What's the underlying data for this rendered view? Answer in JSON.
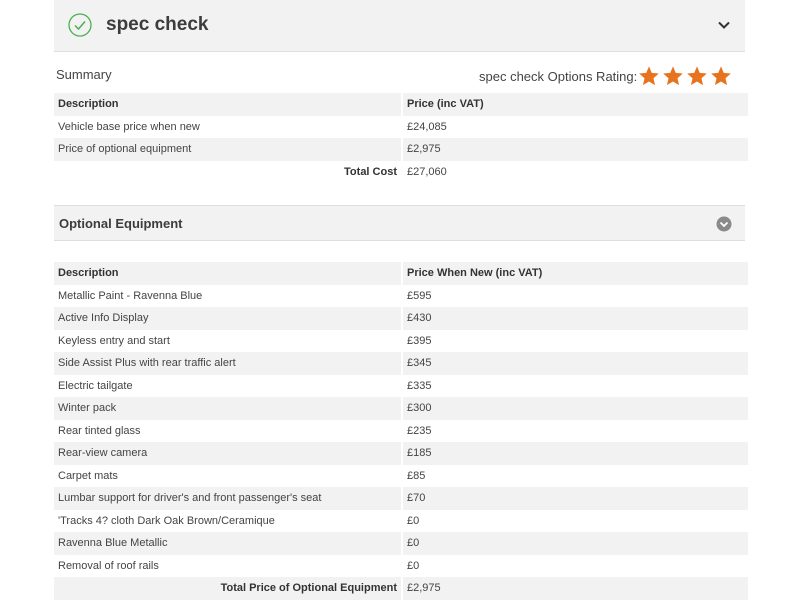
{
  "header": {
    "title": "spec check",
    "check_icon": "check-circle-icon",
    "collapse_icon": "chevron-down-icon",
    "accent_color": "#4caf50"
  },
  "summary": {
    "label": "Summary",
    "rating_label": "spec check Options Rating:",
    "rating": 4,
    "rating_max": 4,
    "star_color": "#e8731f",
    "columns": [
      "Description",
      "Price (inc VAT)"
    ],
    "rows": [
      {
        "description": "Vehicle base price when new",
        "price": "£24,085"
      },
      {
        "description": "Price of optional equipment",
        "price": "£2,975"
      }
    ],
    "total_label": "Total Cost",
    "total_value": "£27,060"
  },
  "optional": {
    "title": "Optional Equipment",
    "toggle_icon": "chevron-down-circle-icon",
    "columns": [
      "Description",
      "Price When New (inc VAT)"
    ],
    "rows": [
      {
        "description": "Metallic Paint - Ravenna Blue",
        "price": "£595"
      },
      {
        "description": "Active Info Display",
        "price": "£430"
      },
      {
        "description": "Keyless entry and start",
        "price": "£395"
      },
      {
        "description": "Side Assist Plus with rear traffic alert",
        "price": "£345"
      },
      {
        "description": "Electric tailgate",
        "price": "£335"
      },
      {
        "description": "Winter pack",
        "price": "£300"
      },
      {
        "description": "Rear tinted glass",
        "price": "£235"
      },
      {
        "description": "Rear-view camera",
        "price": "£185"
      },
      {
        "description": "Carpet mats",
        "price": "£85"
      },
      {
        "description": "Lumbar support for driver's and front passenger's seat",
        "price": "£70"
      },
      {
        "description": "'Tracks 4? cloth Dark Oak Brown/Ceramique",
        "price": "£0"
      },
      {
        "description": "Ravenna Blue Metallic",
        "price": "£0"
      },
      {
        "description": "Removal of roof rails",
        "price": "£0"
      }
    ],
    "total_label": "Total Price of Optional Equipment",
    "total_value": "£2,975"
  }
}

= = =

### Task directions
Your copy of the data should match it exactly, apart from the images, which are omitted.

### Response to this exercise
What's the underlying data for this rendered view? Answer in JSON.
{
  "header": {
    "title": "spec check",
    "check_icon": "check-circle-icon",
    "collapse_icon": "chevron-down-icon",
    "accent_color": "#4caf50"
  },
  "summary": {
    "label": "Summary",
    "rating_label": "spec check Options Rating:",
    "rating": 4,
    "rating_max": 4,
    "star_color": "#e8731f",
    "columns": [
      "Description",
      "Price (inc VAT)"
    ],
    "rows": [
      {
        "description": "Vehicle base price when new",
        "price": "£24,085"
      },
      {
        "description": "Price of optional equipment",
        "price": "£2,975"
      }
    ],
    "total_label": "Total Cost",
    "total_value": "£27,060"
  },
  "optional": {
    "title": "Optional Equipment",
    "toggle_icon": "chevron-down-circle-icon",
    "columns": [
      "Description",
      "Price When New (inc VAT)"
    ],
    "rows": [
      {
        "description": "Metallic Paint - Ravenna Blue",
        "price": "£595"
      },
      {
        "description": "Active Info Display",
        "price": "£430"
      },
      {
        "description": "Keyless entry and start",
        "price": "£395"
      },
      {
        "description": "Side Assist Plus with rear traffic alert",
        "price": "£345"
      },
      {
        "description": "Electric tailgate",
        "price": "£335"
      },
      {
        "description": "Winter pack",
        "price": "£300"
      },
      {
        "description": "Rear tinted glass",
        "price": "£235"
      },
      {
        "description": "Rear-view camera",
        "price": "£185"
      },
      {
        "description": "Carpet mats",
        "price": "£85"
      },
      {
        "description": "Lumbar support for driver's and front passenger's seat",
        "price": "£70"
      },
      {
        "description": "'Tracks 4? cloth Dark Oak Brown/Ceramique",
        "price": "£0"
      },
      {
        "description": "Ravenna Blue Metallic",
        "price": "£0"
      },
      {
        "description": "Removal of roof rails",
        "price": "£0"
      }
    ],
    "total_label": "Total Price of Optional Equipment",
    "total_value": "£2,975"
  }
}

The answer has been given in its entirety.